__Work order__:
Write out the listing again, exactly as it appears below.
* * * *
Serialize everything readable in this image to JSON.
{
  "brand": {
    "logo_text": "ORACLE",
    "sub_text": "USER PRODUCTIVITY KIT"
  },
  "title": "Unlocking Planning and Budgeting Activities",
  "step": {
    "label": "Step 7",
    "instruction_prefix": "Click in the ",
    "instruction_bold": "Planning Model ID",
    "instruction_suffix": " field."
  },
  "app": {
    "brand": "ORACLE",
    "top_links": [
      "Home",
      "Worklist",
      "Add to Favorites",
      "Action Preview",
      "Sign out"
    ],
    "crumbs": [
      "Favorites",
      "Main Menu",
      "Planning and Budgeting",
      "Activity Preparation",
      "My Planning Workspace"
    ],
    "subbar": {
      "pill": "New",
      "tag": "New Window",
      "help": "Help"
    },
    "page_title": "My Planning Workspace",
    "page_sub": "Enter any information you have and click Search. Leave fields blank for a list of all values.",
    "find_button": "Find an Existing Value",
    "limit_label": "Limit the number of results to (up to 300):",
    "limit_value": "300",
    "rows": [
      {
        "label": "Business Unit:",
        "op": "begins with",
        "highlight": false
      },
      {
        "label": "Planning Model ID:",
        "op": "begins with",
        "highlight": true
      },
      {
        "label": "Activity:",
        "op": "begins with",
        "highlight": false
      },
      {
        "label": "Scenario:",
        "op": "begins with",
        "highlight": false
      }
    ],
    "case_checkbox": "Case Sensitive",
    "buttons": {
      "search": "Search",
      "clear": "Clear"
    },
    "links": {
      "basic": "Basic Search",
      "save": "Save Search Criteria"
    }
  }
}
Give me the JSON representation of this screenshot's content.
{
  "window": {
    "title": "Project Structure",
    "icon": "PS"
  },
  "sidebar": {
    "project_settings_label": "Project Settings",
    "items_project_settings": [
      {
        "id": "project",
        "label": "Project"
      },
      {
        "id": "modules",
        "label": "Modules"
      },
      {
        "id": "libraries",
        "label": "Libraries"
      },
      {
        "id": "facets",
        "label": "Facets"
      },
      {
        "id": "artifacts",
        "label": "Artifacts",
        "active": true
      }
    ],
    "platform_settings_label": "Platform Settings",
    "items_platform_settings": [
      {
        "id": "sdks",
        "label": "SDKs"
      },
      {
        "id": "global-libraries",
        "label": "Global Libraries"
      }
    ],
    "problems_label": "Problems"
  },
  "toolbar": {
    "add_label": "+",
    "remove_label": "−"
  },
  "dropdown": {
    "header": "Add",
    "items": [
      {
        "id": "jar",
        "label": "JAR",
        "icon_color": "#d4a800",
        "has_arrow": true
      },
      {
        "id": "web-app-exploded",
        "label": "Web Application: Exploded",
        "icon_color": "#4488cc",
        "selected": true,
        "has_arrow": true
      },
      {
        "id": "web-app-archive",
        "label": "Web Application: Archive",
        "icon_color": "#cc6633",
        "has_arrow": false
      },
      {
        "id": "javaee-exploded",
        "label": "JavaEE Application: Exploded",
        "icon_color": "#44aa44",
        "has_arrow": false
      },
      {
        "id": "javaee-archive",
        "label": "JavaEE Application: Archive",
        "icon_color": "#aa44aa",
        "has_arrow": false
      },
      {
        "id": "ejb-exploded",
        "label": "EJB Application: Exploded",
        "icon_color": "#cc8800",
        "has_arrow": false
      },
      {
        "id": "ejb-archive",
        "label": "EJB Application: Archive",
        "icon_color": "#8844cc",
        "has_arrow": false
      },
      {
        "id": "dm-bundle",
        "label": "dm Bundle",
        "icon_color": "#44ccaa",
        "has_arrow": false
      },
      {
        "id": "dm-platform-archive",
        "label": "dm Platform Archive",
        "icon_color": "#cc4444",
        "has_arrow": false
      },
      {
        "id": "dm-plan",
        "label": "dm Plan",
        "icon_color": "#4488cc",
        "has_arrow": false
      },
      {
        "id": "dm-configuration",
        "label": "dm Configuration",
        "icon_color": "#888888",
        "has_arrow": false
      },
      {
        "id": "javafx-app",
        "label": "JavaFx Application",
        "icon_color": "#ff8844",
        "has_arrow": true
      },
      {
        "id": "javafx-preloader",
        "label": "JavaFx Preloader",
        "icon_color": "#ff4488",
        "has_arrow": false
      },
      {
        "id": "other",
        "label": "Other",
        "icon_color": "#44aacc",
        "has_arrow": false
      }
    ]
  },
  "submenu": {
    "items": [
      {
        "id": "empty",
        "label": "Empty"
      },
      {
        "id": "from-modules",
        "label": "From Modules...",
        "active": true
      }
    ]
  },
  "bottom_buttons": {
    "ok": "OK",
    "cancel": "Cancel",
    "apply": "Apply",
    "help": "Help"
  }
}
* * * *
__Response to the exercise__:
Serialize everything readable in this image to JSON.
{
  "brand": {
    "logo_text": "ORACLE",
    "sub_text": "USER PRODUCTIVITY KIT"
  },
  "title": "Unlocking Planning and Budgeting Activities",
  "step": {
    "label": "Step 7",
    "instruction_prefix": "Click in the ",
    "instruction_bold": "Planning Model ID",
    "instruction_suffix": " field."
  },
  "app": {
    "brand": "ORACLE",
    "top_links": [
      "Home",
      "Worklist",
      "Add to Favorites",
      "Action Preview",
      "Sign out"
    ],
    "crumbs": [
      "Favorites",
      "Main Menu",
      "Planning and Budgeting",
      "Activity Preparation",
      "My Planning Workspace"
    ],
    "subbar": {
      "pill": "New",
      "tag": "New Window",
      "help": "Help"
    },
    "page_title": "My Planning Workspace",
    "page_sub": "Enter any information you have and click Search. Leave fields blank for a list of all values.",
    "find_button": "Find an Existing Value",
    "limit_label": "Limit the number of results to (up to 300):",
    "limit_value": "300",
    "rows": [
      {
        "label": "Business Unit:",
        "op": "begins with",
        "highlight": false
      },
      {
        "label": "Planning Model ID:",
        "op": "begins with",
        "highlight": true
      },
      {
        "label": "Activity:",
        "op": "begins with",
        "highlight": false
      },
      {
        "label": "Scenario:",
        "op": "begins with",
        "highlight": false
      }
    ],
    "case_checkbox": "Case Sensitive",
    "buttons": {
      "search": "Search",
      "clear": "Clear"
    },
    "links": {
      "basic": "Basic Search",
      "save": "Save Search Criteria"
    }
  }
}
Give me the JSON representation of this screenshot's content.
{
  "window": {
    "title": "Project Structure",
    "icon": "PS"
  },
  "sidebar": {
    "project_settings_label": "Project Settings",
    "items_project_settings": [
      {
        "id": "project",
        "label": "Project"
      },
      {
        "id": "modules",
        "label": "Modules"
      },
      {
        "id": "libraries",
        "label": "Libraries"
      },
      {
        "id": "facets",
        "label": "Facets"
      },
      {
        "id": "artifacts",
        "label": "Artifacts",
        "active": true
      }
    ],
    "platform_settings_label": "Platform Settings",
    "items_platform_settings": [
      {
        "id": "sdks",
        "label": "SDKs"
      },
      {
        "id": "global-libraries",
        "label": "Global Libraries"
      }
    ],
    "problems_label": "Problems"
  },
  "toolbar": {
    "add_label": "+",
    "remove_label": "−"
  },
  "dropdown": {
    "header": "Add",
    "items": [
      {
        "id": "jar",
        "label": "JAR",
        "icon_color": "#d4a800",
        "has_arrow": true
      },
      {
        "id": "web-app-exploded",
        "label": "Web Application: Exploded",
        "icon_color": "#4488cc",
        "selected": true,
        "has_arrow": true
      },
      {
        "id": "web-app-archive",
        "label": "Web Application: Archive",
        "icon_color": "#cc6633",
        "has_arrow": false
      },
      {
        "id": "javaee-exploded",
        "label": "JavaEE Application: Exploded",
        "icon_color": "#44aa44",
        "has_arrow": false
      },
      {
        "id": "javaee-archive",
        "label": "JavaEE Application: Archive",
        "icon_color": "#aa44aa",
        "has_arrow": false
      },
      {
        "id": "ejb-exploded",
        "label": "EJB Application: Exploded",
        "icon_color": "#cc8800",
        "has_arrow": false
      },
      {
        "id": "ejb-archive",
        "label": "EJB Application: Archive",
        "icon_color": "#8844cc",
        "has_arrow": false
      },
      {
        "id": "dm-bundle",
        "label": "dm Bundle",
        "icon_color": "#44ccaa",
        "has_arrow": false
      },
      {
        "id": "dm-platform-archive",
        "label": "dm Platform Archive",
        "icon_color": "#cc4444",
        "has_arrow": false
      },
      {
        "id": "dm-plan",
        "label": "dm Plan",
        "icon_color": "#4488cc",
        "has_arrow": false
      },
      {
        "id": "dm-configuration",
        "label": "dm Configuration",
        "icon_color": "#888888",
        "has_arrow": false
      },
      {
        "id": "javafx-app",
        "label": "JavaFx Application",
        "icon_color": "#ff8844",
        "has_arrow": true
      },
      {
        "id": "javafx-preloader",
        "label": "JavaFx Preloader",
        "icon_color": "#ff4488",
        "has_arrow": false
      },
      {
        "id": "other",
        "label": "Other",
        "icon_color": "#44aacc",
        "has_arrow": false
      }
    ]
  },
  "submenu": {
    "items": [
      {
        "id": "empty",
        "label": "Empty"
      },
      {
        "id": "from-modules",
        "label": "From Modules...",
        "active": true
      }
    ]
  },
  "bottom_buttons": {
    "ok": "OK",
    "cancel": "Cancel",
    "apply": "Apply",
    "help": "Help"
  }
}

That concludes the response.